Task to complete:
Using the data below, work out how many of its lines contain "command", and give that number with nothing added.

Records for the exercise:
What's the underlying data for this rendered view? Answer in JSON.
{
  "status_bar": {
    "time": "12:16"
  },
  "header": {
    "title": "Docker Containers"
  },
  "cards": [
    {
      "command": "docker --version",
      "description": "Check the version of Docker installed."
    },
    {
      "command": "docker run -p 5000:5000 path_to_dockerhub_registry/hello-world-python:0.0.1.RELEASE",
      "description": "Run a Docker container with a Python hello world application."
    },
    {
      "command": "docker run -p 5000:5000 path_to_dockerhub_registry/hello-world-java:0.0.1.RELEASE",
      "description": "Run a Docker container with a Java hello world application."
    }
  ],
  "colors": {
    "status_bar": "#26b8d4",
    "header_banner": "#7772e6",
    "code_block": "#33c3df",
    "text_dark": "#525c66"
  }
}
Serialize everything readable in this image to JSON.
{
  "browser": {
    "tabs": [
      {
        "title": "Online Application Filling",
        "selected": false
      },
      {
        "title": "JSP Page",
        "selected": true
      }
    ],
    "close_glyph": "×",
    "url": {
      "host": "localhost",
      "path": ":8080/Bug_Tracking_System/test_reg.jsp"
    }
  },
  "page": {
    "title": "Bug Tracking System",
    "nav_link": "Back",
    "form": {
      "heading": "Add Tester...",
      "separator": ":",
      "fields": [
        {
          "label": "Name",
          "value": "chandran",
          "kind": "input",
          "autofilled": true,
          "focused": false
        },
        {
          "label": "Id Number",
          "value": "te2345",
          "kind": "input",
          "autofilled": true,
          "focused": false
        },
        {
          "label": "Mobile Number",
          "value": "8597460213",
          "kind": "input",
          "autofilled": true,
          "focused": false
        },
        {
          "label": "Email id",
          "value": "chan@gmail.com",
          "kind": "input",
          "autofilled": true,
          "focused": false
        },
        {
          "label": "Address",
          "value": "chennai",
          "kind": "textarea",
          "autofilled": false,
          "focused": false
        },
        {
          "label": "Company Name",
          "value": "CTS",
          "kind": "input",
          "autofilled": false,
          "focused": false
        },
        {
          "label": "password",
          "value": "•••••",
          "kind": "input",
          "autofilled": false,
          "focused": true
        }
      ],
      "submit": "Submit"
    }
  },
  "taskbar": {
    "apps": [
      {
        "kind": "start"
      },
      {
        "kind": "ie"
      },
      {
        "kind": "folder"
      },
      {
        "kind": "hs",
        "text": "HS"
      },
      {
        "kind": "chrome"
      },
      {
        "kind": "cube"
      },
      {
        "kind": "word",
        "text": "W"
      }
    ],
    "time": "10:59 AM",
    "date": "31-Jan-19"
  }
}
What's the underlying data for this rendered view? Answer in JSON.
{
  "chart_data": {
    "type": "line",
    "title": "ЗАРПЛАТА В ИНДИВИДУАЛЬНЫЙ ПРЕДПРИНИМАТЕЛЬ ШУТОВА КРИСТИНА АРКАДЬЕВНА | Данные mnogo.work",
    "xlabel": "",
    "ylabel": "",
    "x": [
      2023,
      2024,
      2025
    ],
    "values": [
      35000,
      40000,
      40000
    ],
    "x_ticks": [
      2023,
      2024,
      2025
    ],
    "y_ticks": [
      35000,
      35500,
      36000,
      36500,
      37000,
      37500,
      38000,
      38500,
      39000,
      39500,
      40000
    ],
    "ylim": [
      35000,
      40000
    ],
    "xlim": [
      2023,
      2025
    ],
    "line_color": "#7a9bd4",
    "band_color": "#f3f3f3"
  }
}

Response to the task:
3